### INSTRUCTIONS FOR THE TASK
Type each record below again, with the same words.

### EXCERPTED RECORDS
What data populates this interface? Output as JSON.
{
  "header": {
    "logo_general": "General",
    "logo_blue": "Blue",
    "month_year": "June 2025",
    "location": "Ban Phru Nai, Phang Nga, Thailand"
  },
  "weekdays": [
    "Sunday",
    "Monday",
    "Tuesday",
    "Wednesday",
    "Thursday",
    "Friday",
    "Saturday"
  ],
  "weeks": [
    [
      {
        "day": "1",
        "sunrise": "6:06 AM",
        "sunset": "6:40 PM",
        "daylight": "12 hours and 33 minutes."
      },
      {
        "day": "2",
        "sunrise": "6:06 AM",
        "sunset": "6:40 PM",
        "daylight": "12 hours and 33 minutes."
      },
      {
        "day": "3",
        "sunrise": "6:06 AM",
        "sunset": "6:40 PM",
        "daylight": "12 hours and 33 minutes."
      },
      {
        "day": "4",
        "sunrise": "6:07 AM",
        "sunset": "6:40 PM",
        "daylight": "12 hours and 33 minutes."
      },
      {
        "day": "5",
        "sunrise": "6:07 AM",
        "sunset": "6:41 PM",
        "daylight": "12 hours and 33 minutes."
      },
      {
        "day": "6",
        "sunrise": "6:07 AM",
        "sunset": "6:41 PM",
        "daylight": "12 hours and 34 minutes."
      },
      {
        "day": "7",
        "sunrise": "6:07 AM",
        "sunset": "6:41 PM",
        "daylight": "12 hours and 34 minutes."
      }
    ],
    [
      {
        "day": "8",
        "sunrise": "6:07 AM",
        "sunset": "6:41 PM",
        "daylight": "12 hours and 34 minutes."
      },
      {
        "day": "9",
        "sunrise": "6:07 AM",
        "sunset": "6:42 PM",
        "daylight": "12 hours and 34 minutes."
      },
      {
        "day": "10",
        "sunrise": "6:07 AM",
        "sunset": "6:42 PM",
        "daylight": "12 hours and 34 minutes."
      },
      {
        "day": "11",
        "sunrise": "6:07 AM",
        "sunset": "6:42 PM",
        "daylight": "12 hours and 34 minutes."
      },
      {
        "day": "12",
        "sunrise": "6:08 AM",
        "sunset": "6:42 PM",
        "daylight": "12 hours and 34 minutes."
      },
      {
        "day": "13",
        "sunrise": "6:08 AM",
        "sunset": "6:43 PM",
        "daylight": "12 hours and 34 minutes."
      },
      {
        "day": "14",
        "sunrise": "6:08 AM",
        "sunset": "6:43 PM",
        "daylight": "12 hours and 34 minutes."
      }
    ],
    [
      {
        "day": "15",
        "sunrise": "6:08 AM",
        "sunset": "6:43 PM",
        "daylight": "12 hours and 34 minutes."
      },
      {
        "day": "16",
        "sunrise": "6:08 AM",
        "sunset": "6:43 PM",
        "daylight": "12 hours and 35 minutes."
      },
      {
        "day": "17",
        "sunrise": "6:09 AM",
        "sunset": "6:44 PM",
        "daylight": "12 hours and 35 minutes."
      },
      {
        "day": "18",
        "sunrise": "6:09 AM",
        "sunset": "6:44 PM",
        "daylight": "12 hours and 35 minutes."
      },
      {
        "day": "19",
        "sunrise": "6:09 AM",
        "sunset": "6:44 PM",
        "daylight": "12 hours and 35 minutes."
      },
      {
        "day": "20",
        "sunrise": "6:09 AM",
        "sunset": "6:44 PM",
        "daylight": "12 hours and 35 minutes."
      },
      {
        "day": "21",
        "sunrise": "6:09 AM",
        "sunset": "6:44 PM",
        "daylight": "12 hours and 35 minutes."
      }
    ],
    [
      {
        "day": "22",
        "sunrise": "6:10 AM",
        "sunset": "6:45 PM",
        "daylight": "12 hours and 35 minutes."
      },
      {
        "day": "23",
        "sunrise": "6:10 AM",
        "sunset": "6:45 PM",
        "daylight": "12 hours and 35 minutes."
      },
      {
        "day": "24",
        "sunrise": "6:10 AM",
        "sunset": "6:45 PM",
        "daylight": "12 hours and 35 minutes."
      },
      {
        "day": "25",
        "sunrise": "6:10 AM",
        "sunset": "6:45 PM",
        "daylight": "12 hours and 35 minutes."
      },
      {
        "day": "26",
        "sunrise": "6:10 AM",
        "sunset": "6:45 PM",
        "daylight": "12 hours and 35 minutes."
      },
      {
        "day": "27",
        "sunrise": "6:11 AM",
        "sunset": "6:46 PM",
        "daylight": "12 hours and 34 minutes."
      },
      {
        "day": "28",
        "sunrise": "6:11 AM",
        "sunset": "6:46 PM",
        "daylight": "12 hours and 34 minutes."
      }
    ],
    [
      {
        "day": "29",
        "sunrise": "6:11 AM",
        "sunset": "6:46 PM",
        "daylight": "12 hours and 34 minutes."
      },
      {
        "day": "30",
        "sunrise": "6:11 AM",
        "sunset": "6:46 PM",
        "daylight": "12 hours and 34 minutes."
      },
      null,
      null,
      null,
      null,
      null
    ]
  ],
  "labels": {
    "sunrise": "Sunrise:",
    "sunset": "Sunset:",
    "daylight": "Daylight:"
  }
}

### SOLUTION TO THE EXERCISE
What data populates this interface? Output as JSON.
{
  "header": {
    "logo_general": "General",
    "logo_blue": "Blue",
    "month_year": "June 2025",
    "location": "Ban Phru Nai, Phang Nga, Thailand"
  },
  "weekdays": [
    "Sunday",
    "Monday",
    "Tuesday",
    "Wednesday",
    "Thursday",
    "Friday",
    "Saturday"
  ],
  "weeks": [
    [
      {
        "day": "1",
        "sunrise": "6:06 AM",
        "sunset": "6:40 PM",
        "daylight": "12 hours and 33 minutes."
      },
      {
        "day": "2",
        "sunrise": "6:06 AM",
        "sunset": "6:40 PM",
        "daylight": "12 hours and 33 minutes."
      },
      {
        "day": "3",
        "sunrise": "6:06 AM",
        "sunset": "6:40 PM",
        "daylight": "12 hours and 33 minutes."
      },
      {
        "day": "4",
        "sunrise": "6:07 AM",
        "sunset": "6:40 PM",
        "daylight": "12 hours and 33 minutes."
      },
      {
        "day": "5",
        "sunrise": "6:07 AM",
        "sunset": "6:41 PM",
        "daylight": "12 hours and 33 minutes."
      },
      {
        "day": "6",
        "sunrise": "6:07 AM",
        "sunset": "6:41 PM",
        "daylight": "12 hours and 34 minutes."
      },
      {
        "day": "7",
        "sunrise": "6:07 AM",
        "sunset": "6:41 PM",
        "daylight": "12 hours and 34 minutes."
      }
    ],
    [
      {
        "day": "8",
        "sunrise": "6:07 AM",
        "sunset": "6:41 PM",
        "daylight": "12 hours and 34 minutes."
      },
      {
        "day": "9",
        "sunrise": "6:07 AM",
        "sunset": "6:42 PM",
        "daylight": "12 hours and 34 minutes."
      },
      {
        "day": "10",
        "sunrise": "6:07 AM",
        "sunset": "6:42 PM",
        "daylight": "12 hours and 34 minutes."
      },
      {
        "day": "11",
        "sunrise": "6:07 AM",
        "sunset": "6:42 PM",
        "daylight": "12 hours and 34 minutes."
      },
      {
        "day": "12",
        "sunrise": "6:08 AM",
        "sunset": "6:42 PM",
        "daylight": "12 hours and 34 minutes."
      },
      {
        "day": "13",
        "sunrise": "6:08 AM",
        "sunset": "6:43 PM",
        "daylight": "12 hours and 34 minutes."
      },
      {
        "day": "14",
        "sunrise": "6:08 AM",
        "sunset": "6:43 PM",
        "daylight": "12 hours and 34 minutes."
      }
    ],
    [
      {
        "day": "15",
        "sunrise": "6:08 AM",
        "sunset": "6:43 PM",
        "daylight": "12 hours and 34 minutes."
      },
      {
        "day": "16",
        "sunrise": "6:08 AM",
        "sunset": "6:43 PM",
        "daylight": "12 hours and 35 minutes."
      },
      {
        "day": "17",
        "sunrise": "6:09 AM",
        "sunset": "6:44 PM",
        "daylight": "12 hours and 35 minutes."
      },
      {
        "day": "18",
        "sunrise": "6:09 AM",
        "sunset": "6:44 PM",
        "daylight": "12 hours and 35 minutes."
      },
      {
        "day": "19",
        "sunrise": "6:09 AM",
        "sunset": "6:44 PM",
        "daylight": "12 hours and 35 minutes."
      },
      {
        "day": "20",
        "sunrise": "6:09 AM",
        "sunset": "6:44 PM",
        "daylight": "12 hours and 35 minutes."
      },
      {
        "day": "21",
        "sunrise": "6:09 AM",
        "sunset": "6:44 PM",
        "daylight": "12 hours and 35 minutes."
      }
    ],
    [
      {
        "day": "22",
        "sunrise": "6:10 AM",
        "sunset": "6:45 PM",
        "daylight": "12 hours and 35 minutes."
      },
      {
        "day": "23",
        "sunrise": "6:10 AM",
        "sunset": "6:45 PM",
        "daylight": "12 hours and 35 minutes."
      },
      {
        "day": "24",
        "sunrise": "6:10 AM",
        "sunset": "6:45 PM",
        "daylight": "12 hours and 35 minutes."
      },
      {
        "day": "25",
        "sunrise": "6:10 AM",
        "sunset": "6:45 PM",
        "daylight": "12 hours and 35 minutes."
      },
      {
        "day": "26",
        "sunrise": "6:10 AM",
        "sunset": "6:45 PM",
        "daylight": "12 hours and 35 minutes."
      },
      {
        "day": "27",
        "sunrise": "6:11 AM",
        "sunset": "6:46 PM",
        "daylight": "12 hours and 34 minutes."
      },
      {
        "day": "28",
        "sunrise": "6:11 AM",
        "sunset": "6:46 PM",
        "daylight": "12 hours and 34 minutes."
      }
    ],
    [
      {
        "day": "29",
        "sunrise": "6:11 AM",
        "sunset": "6:46 PM",
        "daylight": "12 hours and 34 minutes."
      },
      {
        "day": "30",
        "sunrise": "6:11 AM",
        "sunset": "6:46 PM",
        "daylight": "12 hours and 34 minutes."
      },
      null,
      null,
      null,
      null,
      null
    ]
  ],
  "labels": {
    "sunrise": "Sunrise:",
    "sunset": "Sunset:",
    "daylight": "Daylight:"
  }
}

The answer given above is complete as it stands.